Data supplied
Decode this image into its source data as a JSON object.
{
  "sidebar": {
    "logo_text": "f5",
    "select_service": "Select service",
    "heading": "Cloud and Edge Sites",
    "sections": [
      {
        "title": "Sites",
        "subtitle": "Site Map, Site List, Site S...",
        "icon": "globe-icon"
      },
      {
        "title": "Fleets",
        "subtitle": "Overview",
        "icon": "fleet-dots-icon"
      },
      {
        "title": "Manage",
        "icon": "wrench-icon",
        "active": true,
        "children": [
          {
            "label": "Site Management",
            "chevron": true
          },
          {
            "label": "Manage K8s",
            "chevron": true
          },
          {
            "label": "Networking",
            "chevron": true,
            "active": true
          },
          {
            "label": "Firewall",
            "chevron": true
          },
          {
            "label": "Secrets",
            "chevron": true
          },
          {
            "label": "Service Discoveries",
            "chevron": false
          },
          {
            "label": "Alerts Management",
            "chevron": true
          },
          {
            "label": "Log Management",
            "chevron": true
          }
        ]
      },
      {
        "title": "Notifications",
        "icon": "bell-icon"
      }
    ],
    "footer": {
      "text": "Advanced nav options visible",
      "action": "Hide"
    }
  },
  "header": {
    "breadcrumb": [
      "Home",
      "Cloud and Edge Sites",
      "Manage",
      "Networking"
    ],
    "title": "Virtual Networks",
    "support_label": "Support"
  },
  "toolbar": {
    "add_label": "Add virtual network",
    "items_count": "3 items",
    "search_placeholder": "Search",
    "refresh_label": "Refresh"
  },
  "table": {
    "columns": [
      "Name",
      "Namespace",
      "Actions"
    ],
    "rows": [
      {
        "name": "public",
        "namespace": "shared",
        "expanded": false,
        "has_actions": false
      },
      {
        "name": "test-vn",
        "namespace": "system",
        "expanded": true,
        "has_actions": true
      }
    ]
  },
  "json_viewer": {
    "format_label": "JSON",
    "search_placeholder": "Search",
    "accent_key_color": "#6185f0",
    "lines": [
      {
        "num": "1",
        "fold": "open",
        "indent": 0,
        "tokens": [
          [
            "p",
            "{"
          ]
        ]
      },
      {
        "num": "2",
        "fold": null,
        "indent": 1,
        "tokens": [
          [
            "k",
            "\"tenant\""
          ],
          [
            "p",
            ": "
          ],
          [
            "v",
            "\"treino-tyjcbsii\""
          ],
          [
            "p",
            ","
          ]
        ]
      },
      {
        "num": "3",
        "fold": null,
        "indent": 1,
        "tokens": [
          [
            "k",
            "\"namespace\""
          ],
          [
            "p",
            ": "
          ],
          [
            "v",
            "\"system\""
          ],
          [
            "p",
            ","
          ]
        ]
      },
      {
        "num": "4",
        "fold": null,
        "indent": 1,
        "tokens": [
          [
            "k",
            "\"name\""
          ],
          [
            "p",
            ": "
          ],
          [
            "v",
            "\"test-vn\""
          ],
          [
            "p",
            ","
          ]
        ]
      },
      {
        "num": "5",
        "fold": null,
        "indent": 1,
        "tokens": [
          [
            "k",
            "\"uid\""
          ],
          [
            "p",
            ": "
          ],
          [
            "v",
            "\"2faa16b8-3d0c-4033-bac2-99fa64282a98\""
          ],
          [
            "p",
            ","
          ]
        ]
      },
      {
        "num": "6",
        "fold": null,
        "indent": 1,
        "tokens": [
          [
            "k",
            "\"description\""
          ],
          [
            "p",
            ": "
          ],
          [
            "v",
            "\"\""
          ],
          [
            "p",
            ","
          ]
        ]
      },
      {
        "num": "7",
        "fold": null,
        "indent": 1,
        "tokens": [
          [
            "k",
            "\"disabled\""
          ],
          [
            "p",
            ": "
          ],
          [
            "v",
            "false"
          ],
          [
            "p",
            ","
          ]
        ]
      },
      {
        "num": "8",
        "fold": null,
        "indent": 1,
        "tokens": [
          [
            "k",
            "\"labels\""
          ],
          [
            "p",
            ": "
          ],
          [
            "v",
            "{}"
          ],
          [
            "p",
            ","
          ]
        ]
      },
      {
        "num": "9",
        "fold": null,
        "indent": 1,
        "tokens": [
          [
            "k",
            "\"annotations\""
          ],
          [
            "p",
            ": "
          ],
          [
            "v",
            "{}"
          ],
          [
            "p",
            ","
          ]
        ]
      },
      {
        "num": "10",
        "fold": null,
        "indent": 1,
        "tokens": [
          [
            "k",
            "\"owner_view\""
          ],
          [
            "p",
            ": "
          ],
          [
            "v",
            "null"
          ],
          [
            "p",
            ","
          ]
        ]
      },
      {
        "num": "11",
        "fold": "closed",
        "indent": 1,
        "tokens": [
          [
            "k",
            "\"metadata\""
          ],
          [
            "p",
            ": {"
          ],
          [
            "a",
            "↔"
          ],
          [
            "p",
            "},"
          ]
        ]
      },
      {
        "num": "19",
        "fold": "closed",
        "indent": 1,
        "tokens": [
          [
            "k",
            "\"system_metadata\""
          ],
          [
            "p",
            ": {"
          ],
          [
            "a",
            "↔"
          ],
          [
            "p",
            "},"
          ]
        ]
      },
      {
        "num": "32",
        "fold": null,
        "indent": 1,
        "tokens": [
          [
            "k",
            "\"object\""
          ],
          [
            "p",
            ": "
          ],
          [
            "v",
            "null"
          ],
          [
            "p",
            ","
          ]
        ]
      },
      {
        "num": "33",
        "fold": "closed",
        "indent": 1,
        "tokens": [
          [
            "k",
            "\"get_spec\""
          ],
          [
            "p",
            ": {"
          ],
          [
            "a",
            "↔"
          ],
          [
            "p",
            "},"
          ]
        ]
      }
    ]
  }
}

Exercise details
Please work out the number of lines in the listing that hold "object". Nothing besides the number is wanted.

Answer to this problem
2